    Best of luck!

  3. I think you should respect your DH's feelings and not disclose this to your family and anyone else for that matter if he is not comfortable with this. It will be both your child regardless of where the gametes came form. People tend to gossip and form judgements from there own biases, etc... Ask yourself - Why do you feel the need to tell?

  4. Simba - I appreciate your comments, but I think you misunderstood my questions. This is a good example of why forums like this are not always the best place for support. If youhad read it correctly you would have seen my question had absoulutely nothing to do with me feeling different about where my baby will be coming from biologically as a matter of fact that is the least of my concerns. Or why it is it necessary that I want to tell my immediate family? - Maybe because they are a very important part of my life. Perhaps, you do not have that sort of relationship with yours? Thanks anyway.

    eparas - Thanks for you thoughts and helpful insight
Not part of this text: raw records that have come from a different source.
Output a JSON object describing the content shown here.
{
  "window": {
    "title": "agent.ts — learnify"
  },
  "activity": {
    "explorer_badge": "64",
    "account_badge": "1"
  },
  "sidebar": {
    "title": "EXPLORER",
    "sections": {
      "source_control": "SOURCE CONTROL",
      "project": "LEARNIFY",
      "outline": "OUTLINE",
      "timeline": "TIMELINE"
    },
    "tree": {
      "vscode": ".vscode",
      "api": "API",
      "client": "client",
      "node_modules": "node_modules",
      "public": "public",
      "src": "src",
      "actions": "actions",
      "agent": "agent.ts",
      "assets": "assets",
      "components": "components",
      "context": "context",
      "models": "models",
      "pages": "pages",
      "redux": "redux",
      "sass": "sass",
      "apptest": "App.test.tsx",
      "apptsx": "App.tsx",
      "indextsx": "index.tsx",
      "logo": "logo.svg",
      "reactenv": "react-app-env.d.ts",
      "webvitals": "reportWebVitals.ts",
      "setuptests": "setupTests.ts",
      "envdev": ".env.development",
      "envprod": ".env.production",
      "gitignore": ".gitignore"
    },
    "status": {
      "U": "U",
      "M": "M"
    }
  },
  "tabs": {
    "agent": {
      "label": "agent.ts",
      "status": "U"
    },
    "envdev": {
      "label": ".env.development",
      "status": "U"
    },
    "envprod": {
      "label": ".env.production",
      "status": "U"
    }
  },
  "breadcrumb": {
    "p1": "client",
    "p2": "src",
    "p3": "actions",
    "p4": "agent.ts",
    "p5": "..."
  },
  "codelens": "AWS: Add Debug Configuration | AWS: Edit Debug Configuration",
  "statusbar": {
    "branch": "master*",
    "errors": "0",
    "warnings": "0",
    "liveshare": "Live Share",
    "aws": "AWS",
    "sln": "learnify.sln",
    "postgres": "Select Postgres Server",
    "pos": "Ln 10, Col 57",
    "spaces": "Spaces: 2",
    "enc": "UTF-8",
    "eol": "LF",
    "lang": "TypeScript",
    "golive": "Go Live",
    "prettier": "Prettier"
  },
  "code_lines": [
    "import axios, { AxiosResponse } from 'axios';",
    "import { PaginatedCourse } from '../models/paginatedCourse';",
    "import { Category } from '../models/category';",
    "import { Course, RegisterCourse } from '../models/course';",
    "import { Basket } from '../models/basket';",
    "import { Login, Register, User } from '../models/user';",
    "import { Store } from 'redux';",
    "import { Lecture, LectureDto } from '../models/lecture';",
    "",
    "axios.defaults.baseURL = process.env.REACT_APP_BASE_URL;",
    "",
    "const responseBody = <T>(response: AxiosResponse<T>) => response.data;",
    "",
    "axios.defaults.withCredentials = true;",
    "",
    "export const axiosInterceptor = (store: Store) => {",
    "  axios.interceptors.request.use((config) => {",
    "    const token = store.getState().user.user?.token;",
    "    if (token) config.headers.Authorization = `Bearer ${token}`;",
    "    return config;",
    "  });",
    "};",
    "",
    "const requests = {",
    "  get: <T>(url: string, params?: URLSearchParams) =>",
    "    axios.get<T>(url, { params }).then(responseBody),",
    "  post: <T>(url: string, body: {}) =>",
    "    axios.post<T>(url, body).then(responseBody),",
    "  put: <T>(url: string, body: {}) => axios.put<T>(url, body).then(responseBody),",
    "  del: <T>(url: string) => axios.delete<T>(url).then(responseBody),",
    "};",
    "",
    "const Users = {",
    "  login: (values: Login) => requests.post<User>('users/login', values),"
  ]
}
  5. beiker, going back to the adoption analogy, I think you will find that comfort with the discussion operates on a bit of a curve. For instance, in some cases and with some people (particularly as the process moves forward and DH settles in to the concept) your DH might be more comfortable discussing it. The trend in the literature is that alternative conception methods should not be treated as a deep dark secret (adoptions were similarly treated years ago as deep dark secrets, to the emotional and sometimes physical detriment of the adoptees) - ultimately, treating it as such sends a negative message to your child, who will be dealing with this for the rest of his or her life (and late disclosure to the child can have a pretty harsh impact on the relationship between child and parent and adversely effect attachment).

    I don't know whether it's useful or not, but I can share my experiences - we adopted our son two years ago. At first, when we were early on in the process (by comparison, you might think of that time as the time you would spend selecting your donor) we didn't talk about it very much - the people who were closest to us knew about it. But as we progressed, and especially after we accepted our referral (e.g. after you confirm the pregnancy is going well, I suppose), everyone knew, because for us it was a wonderful occasion to be celebrated... after all, regardless who our son's birth parents are, WE were going to be his forever family, which was seriously awesome (sgreeney was correct in that respect that what makes a parent a parent is so much more than DNA)! Then, when our process slowed down, I didn't want to talk about it much, because it was difficult for me. Then we brought him home and it was a hot topic again, and we were okay with that. Now that we've settled in, the fact that he is adopted is only novel or interesting to people who don't know us well (our son looks nothing like us, so we get asked where he is from, etc. when we are out and about). We are very comfortable talking about it because our son knows he was adopted, where he is from, and that he is with his forever family now. That makes it easier for us to answer questions in front of him, but we don't get into details (how much it cost, who is birth mother is, etc.) because that is HIS story, not ours.

    I don't know whether that helps or not, or is any way useful, but there you have it!

  6. eparas - That is a wonderful story and it does help. My DH is pretty accepting of using donor sperm because he is ready to have a family and we both know that this will be OUR baby - no one else's and love him or her more then anything. Dh is actually a pretty open guy he just does not want anyone to know that we are using ds and I totally agree with him that this is not something we tell to anyone who should ask about our fertility issues. I just wanted to be able to share the news with my mom and my sister because they are so important to me and always give me comfort and I know there will be times where this can get stressful and I just want to have an outlet. I think in time he will be ok with it. I'm excited for our counseling session this Monday. I will respect DH"s feelings in the end no matter what the outcome is. Having a healthy marriage and family is the thing that matters the most to me. Thanks again

RSS feed for this topic


You must log in to post.